This Ain't Your Daddy's Review: American Gods

This Ain't Your Daddy's Review


For someone who writes every spare moment he gets, sings (poorly), and plays music (slightly less poorly), and is that guy who breaks down every stupid detail of a movie, there are some forms of art I just don't get. I went to an art museum recently, which all those things I just listed are, and it had an ostensibly moving exhibit of portraiture. They were pictures, of people, but to spruce the joint up, they put little plaques with words next to them. Now, this is me, but one hundred times out of one hundred, if you put a picture and a set of words next to each other, I am taking the words.

Not that the pictures were bad. The person who took/painted/whatever them just thought they were way better than I did.
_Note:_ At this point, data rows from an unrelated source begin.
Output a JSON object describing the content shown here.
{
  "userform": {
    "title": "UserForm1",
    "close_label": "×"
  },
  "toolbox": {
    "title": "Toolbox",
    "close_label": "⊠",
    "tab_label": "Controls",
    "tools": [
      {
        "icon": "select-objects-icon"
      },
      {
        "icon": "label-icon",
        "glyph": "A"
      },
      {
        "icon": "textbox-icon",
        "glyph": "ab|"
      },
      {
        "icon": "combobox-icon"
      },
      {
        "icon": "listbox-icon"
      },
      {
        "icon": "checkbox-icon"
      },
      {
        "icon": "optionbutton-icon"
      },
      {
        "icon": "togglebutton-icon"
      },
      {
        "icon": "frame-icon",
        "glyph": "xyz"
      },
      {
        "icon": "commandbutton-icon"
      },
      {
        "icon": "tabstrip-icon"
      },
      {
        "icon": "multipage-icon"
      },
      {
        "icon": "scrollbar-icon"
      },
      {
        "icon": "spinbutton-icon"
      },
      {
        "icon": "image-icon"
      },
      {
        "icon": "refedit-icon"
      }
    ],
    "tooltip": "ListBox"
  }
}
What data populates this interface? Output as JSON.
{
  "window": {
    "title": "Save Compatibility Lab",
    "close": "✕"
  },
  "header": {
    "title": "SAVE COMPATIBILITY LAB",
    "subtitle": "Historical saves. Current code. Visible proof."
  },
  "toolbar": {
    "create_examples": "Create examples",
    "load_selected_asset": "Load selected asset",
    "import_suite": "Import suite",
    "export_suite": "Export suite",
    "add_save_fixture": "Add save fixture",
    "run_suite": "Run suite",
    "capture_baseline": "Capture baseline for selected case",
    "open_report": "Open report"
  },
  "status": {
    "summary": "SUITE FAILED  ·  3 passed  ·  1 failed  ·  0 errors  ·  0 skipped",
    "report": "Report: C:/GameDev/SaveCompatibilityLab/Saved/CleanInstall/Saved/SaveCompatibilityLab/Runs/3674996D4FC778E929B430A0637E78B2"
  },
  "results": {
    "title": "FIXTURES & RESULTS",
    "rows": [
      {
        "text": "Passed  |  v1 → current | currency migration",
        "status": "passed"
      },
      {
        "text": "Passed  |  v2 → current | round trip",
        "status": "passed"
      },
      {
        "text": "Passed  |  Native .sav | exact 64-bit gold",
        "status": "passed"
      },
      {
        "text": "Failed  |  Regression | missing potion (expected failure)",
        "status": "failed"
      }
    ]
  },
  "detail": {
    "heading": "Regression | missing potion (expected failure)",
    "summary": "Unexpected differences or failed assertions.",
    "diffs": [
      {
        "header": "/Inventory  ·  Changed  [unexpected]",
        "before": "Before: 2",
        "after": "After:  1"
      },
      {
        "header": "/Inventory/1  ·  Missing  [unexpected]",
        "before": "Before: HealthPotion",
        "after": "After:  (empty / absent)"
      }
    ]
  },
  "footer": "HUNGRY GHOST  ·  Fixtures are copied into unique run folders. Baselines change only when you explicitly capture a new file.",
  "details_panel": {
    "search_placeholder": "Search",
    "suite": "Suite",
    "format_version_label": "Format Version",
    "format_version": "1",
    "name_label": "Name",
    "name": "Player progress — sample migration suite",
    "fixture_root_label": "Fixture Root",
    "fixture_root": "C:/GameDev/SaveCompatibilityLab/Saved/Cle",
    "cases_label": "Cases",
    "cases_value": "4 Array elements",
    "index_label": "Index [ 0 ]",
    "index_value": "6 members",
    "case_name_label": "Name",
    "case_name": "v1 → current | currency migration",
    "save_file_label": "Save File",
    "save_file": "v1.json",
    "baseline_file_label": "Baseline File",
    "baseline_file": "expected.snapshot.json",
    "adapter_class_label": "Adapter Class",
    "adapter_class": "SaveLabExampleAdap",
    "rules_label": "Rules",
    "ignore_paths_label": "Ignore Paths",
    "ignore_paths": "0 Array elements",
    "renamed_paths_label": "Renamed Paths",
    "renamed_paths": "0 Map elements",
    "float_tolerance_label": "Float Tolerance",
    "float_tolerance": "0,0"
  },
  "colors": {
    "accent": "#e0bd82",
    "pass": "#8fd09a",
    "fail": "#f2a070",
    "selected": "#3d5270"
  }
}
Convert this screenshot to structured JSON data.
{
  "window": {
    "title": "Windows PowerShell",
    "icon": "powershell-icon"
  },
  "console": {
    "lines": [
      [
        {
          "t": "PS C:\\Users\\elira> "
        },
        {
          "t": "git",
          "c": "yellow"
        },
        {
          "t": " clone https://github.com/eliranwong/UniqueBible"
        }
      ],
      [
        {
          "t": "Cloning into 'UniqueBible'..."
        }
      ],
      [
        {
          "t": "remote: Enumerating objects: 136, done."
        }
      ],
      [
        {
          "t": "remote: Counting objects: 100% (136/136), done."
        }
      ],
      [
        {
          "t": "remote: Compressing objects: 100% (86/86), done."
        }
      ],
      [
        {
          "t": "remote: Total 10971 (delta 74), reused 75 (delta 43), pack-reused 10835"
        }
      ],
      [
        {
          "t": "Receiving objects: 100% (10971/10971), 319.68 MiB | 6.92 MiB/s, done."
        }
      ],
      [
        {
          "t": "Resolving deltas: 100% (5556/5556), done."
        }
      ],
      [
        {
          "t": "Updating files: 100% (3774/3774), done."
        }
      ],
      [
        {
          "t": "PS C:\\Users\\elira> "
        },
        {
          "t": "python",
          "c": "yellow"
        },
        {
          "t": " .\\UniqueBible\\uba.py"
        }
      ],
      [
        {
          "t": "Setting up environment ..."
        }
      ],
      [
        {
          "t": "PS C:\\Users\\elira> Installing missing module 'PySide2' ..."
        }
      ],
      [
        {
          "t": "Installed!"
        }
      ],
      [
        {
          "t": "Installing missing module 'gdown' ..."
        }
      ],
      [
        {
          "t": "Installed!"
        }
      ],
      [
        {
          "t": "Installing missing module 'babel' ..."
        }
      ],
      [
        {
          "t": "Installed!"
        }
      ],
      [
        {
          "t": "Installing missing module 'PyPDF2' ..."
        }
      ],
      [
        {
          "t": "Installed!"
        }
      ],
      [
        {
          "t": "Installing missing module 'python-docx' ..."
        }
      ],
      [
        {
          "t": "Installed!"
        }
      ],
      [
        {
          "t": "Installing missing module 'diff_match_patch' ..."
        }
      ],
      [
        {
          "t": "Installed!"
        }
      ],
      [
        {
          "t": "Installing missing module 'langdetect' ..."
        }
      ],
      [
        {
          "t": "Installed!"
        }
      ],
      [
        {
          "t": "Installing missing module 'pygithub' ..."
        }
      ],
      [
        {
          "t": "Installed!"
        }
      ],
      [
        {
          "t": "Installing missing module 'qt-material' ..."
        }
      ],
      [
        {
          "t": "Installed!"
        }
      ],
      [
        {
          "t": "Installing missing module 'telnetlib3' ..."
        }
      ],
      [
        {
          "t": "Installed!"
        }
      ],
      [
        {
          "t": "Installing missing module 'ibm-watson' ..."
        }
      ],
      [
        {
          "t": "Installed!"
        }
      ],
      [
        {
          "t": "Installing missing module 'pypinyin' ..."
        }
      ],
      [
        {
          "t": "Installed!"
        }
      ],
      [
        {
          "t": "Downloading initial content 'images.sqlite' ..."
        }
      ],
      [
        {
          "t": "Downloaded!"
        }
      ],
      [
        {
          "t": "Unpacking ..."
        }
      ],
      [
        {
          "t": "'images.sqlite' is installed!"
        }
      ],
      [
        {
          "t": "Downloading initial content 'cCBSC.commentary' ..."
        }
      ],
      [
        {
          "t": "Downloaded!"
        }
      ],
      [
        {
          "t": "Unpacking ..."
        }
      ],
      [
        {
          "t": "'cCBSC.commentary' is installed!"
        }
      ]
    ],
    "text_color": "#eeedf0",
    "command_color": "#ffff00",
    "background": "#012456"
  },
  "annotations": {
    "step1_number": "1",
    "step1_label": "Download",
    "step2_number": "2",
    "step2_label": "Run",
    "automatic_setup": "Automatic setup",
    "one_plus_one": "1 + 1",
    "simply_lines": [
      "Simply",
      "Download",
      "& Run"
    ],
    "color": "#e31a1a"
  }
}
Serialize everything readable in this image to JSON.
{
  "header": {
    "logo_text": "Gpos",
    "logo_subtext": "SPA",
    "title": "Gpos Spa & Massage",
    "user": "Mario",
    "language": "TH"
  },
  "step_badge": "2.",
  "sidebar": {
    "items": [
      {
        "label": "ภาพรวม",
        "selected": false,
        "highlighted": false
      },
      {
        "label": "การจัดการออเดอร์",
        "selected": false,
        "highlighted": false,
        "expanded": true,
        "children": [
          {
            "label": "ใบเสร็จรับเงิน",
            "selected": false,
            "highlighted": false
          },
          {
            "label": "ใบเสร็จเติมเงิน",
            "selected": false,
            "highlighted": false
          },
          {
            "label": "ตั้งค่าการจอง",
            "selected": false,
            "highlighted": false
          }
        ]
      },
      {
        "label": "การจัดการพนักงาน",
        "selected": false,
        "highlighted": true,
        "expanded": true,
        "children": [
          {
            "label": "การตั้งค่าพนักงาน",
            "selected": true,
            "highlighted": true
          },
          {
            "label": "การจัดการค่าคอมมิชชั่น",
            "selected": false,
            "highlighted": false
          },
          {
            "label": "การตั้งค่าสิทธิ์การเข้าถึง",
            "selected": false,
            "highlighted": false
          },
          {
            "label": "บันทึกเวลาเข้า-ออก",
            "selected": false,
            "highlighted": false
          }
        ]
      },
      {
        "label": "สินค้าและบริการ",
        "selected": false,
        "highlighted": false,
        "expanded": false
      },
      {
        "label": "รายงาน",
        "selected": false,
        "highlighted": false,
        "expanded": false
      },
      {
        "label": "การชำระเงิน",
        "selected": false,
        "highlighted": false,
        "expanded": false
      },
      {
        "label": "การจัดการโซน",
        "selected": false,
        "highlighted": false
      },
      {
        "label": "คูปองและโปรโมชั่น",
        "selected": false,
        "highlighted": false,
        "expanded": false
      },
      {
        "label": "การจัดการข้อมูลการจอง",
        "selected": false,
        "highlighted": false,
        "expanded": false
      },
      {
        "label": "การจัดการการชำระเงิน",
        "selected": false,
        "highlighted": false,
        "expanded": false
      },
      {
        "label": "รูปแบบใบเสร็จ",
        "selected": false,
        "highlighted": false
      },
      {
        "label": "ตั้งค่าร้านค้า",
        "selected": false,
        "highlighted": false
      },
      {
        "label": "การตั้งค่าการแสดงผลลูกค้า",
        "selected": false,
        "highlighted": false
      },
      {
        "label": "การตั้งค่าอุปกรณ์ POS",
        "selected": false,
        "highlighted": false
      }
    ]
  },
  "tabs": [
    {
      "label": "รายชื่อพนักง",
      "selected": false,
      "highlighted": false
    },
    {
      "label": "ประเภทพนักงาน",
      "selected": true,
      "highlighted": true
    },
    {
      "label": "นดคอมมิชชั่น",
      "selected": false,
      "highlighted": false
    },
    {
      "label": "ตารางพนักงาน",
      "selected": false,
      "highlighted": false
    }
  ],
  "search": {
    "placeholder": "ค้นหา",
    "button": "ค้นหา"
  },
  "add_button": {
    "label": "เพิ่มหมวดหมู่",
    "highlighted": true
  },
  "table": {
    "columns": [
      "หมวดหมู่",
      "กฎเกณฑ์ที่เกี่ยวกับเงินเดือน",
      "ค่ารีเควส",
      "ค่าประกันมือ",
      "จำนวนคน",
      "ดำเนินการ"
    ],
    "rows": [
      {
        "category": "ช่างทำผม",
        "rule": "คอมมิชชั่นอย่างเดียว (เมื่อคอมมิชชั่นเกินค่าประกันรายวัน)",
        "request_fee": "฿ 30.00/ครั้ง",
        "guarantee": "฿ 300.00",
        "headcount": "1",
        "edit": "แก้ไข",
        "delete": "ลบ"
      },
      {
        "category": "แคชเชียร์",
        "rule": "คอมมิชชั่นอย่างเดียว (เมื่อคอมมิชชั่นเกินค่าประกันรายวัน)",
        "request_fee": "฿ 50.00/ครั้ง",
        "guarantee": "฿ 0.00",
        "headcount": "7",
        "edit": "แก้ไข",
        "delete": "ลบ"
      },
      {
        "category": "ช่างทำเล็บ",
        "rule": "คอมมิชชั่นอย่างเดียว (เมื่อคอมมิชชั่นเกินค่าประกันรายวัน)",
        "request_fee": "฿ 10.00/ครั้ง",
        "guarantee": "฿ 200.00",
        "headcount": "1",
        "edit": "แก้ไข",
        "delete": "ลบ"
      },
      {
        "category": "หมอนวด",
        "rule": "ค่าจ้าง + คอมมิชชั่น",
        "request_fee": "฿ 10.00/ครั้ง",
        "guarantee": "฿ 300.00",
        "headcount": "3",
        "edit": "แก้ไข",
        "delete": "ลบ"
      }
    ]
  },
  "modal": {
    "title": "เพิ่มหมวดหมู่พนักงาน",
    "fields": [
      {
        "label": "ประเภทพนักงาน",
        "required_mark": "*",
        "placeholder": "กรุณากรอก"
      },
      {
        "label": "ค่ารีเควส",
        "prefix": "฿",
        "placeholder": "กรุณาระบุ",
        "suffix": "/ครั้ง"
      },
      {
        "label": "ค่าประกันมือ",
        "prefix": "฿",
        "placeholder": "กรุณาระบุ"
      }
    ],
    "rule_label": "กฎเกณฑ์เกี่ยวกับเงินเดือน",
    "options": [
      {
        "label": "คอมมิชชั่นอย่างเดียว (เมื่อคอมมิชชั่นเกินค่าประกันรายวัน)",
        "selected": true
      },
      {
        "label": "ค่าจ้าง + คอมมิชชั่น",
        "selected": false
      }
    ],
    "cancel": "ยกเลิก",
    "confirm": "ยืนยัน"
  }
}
To a person, the words said they were going to change the world with their portrait.

To date, this has not happened.

All of this is to say, I am frequently out in left field when it comes to art appreciation. So it is that I find the television adaption of American Gods quite refreshing. Not because it is the greatest show ever- it might be, who knows, and if I think it is, that means most of you hate it and vice versa- but I wanted to use this space to appreciate some of the details of it, details which make it a good piece of art, two episodes in.

Consider this your spoiler warning.




Narration sucks. The vast, vast majority of the time it is stupid, and redundant. So opening with it didn't exactly fill me with optimism, but that quickly passes. It gives way to something else, though, which is a tough thing to execute, namely, curiosity.

If you boil the first couple episodes down, the beats are... infrequent. But that's what happens when you have to set up a world. But what must be done is to keep interest up, and Gods does this in spades. It teases well, by virtue of Shadow Moon, who is just as - possibly more- lost as us. For every piece that is revealed, two questions seem to pop up, and e (at least, I) really want to know the answer.

My other complaint about a lot of things- Harry Potter, anything vampires or werewolves, etc- is the 'hidden world' motif, which is to say, some world that exists with ours and the story bends itself backwards to justify why these creatures are secret.

American Gods doesn't really have time for that. Two hours in, and, basically, it just doesn't address it. It doesn't ignore it, exactly, but it just presents it as this is the way it is. Note to writers: This is way better. Without going into the book, and letting the show speak for itself, I love this handling of it, because it feels immersive. We just get to go along for the ride without a convoluted explanation pulling us out of it.

Finally, for a show about gods and secret worlds, this show does a really good job of having human moments. Shadow, for a hunky slab of man with a limited number of tones and facial expressions, is incredibly sympathetic. As a character, his job is basically not to get in our way and give us emotions to identify with, and this is done very well. The moments- so far- I have been most invested in the show are moments that deal with his (past) life and revelations about it.

It's early yet, obviously, so this could all come apart, but details like this give me a lot of hope going forward. That casting, incidentally, is pretty spot on. Ian McShane is vastly underrated and completely disappears into this role. A few moments of weak CGI and the occasional dull spot, American Gods is shaping up to be an amazing series.

The Math:

[incomplete]

(Note: I focused purely on the TV series, if you would like a review of the book, Tia did that)

-DESR

Dean is the author of the 3024AD series of science fiction stories (which should be on YOUR summer reading list). You can read his other ramblings and musings on a variety of topics (mostly writing) on his blog. When not holed up in his office
tweeting obnoxiously writing, he can be found watching or playing sports, or in his natural habitat of a bookstore.

No comments:

Post a Comment